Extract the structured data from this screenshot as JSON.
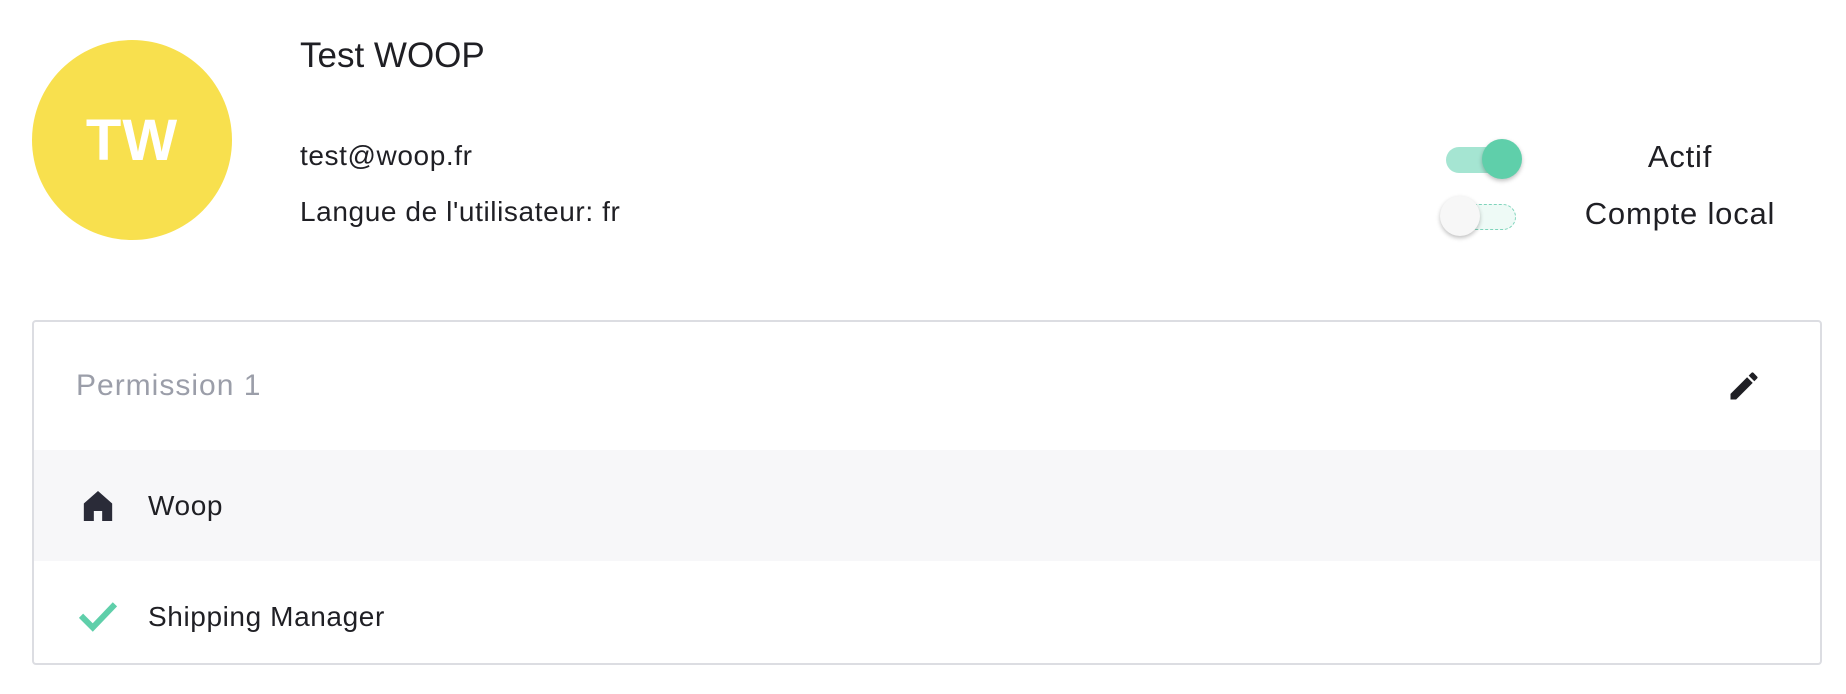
{
  "user": {
    "initials": "TW",
    "name": "Test WOOP",
    "email": "test@woop.fr",
    "language_line": "Langue de l'utilisateur: fr",
    "avatar_color": "#f8e04e"
  },
  "toggles": {
    "active": {
      "label": "Actif",
      "checked": true
    },
    "local_account": {
      "label": "Compte local",
      "checked": false
    },
    "accent_color": "#5fcfaa"
  },
  "permission": {
    "title": "Permission 1",
    "edit_icon": "pencil-icon",
    "items": [
      {
        "label": "Woop",
        "icon": "home-icon"
      },
      {
        "label": "Shipping Manager",
        "icon": "check-icon"
      }
    ]
  }
}
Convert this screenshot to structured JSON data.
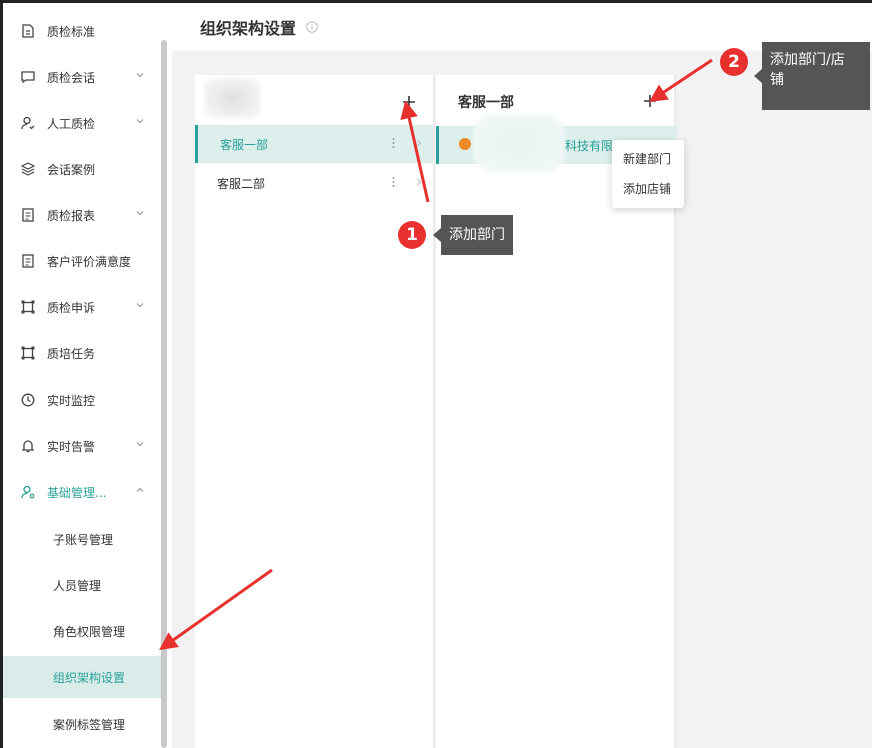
{
  "page": {
    "title": "组织架构设置"
  },
  "sidebar": {
    "items": [
      {
        "label": "质检标准",
        "icon": "file-icon",
        "has_chevron": false
      },
      {
        "label": "质检会话",
        "icon": "chat-icon",
        "has_chevron": true
      },
      {
        "label": "人工质检",
        "icon": "user-check-icon",
        "has_chevron": true
      },
      {
        "label": "会话案例",
        "icon": "layers-icon",
        "has_chevron": false
      },
      {
        "label": "质检报表",
        "icon": "report-icon",
        "has_chevron": true
      },
      {
        "label": "客户评价满意度",
        "icon": "report-icon",
        "has_chevron": false
      },
      {
        "label": "质检申诉",
        "icon": "frame-icon",
        "has_chevron": true
      },
      {
        "label": "质培任务",
        "icon": "frame-icon",
        "has_chevron": false
      },
      {
        "label": "实时监控",
        "icon": "clock-icon",
        "has_chevron": false
      },
      {
        "label": "实时告警",
        "icon": "bell-icon",
        "has_chevron": true
      },
      {
        "label": "基础管理...",
        "icon": "user-settings-icon",
        "has_chevron": true,
        "expanded": true
      }
    ],
    "sub_items": [
      {
        "label": "子账号管理"
      },
      {
        "label": "人员管理"
      },
      {
        "label": "角色权限管理"
      },
      {
        "label": "组织架构设置",
        "active": true
      },
      {
        "label": "案例标签管理"
      }
    ]
  },
  "departments": {
    "items": [
      {
        "label": "客服一部",
        "active": true
      },
      {
        "label": "客服二部",
        "active": false
      }
    ]
  },
  "detail": {
    "title": "客服一部",
    "store_name": "科技有限公司"
  },
  "add_menu": {
    "options": [
      "新建部门",
      "添加店铺"
    ]
  },
  "annotations": {
    "one": {
      "number": "1",
      "text": "添加部门"
    },
    "two": {
      "number": "2",
      "text": "添加部门/店\n铺"
    }
  },
  "colors": {
    "accent": "#2aa198",
    "active_bg": "#dcefec",
    "badge": "#e8312f",
    "tooltip": "#555555",
    "arrow": "#e8312f"
  }
}
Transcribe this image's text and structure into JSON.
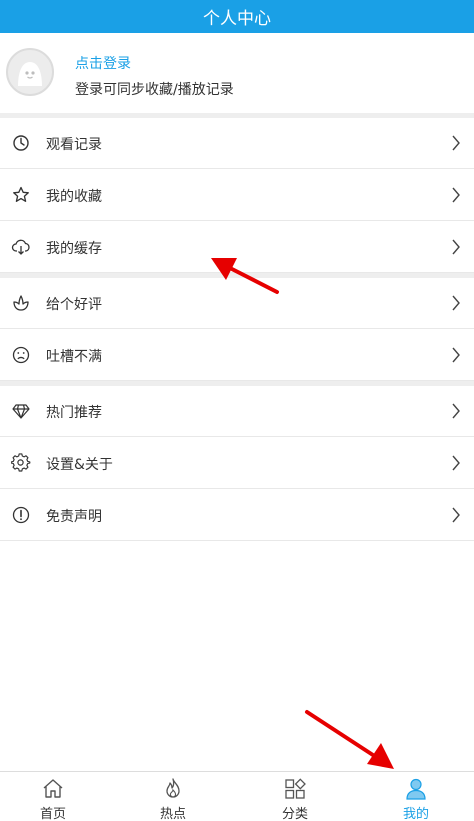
{
  "header": {
    "title": "个人中心"
  },
  "profile": {
    "login_link": "点击登录",
    "login_subtitle": "登录可同步收藏/播放记录"
  },
  "menu": {
    "items": [
      {
        "label": "观看记录",
        "icon": "clock-icon"
      },
      {
        "label": "我的收藏",
        "icon": "star-icon"
      },
      {
        "label": "我的缓存",
        "icon": "cloud-download-icon"
      },
      {
        "label": "给个好评",
        "icon": "flower-icon"
      },
      {
        "label": "吐槽不满",
        "icon": "sad-face-icon"
      },
      {
        "label": "热门推荐",
        "icon": "diamond-icon"
      },
      {
        "label": "设置&关于",
        "icon": "gear-icon"
      },
      {
        "label": "免责声明",
        "icon": "exclamation-icon"
      }
    ]
  },
  "tabbar": {
    "tabs": [
      {
        "label": "首页",
        "icon": "home-icon",
        "active": false
      },
      {
        "label": "热点",
        "icon": "flame-icon",
        "active": false
      },
      {
        "label": "分类",
        "icon": "category-icon",
        "active": false
      },
      {
        "label": "我的",
        "icon": "user-icon",
        "active": true
      }
    ]
  },
  "colors": {
    "accent": "#1aa0e6",
    "annotation_arrow": "#e60000"
  }
}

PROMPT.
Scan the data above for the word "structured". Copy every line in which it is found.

YOUR RESPONSE.
Extract the structured data from this screenshot as JSON.
Convert this screenshot to structured JSON data.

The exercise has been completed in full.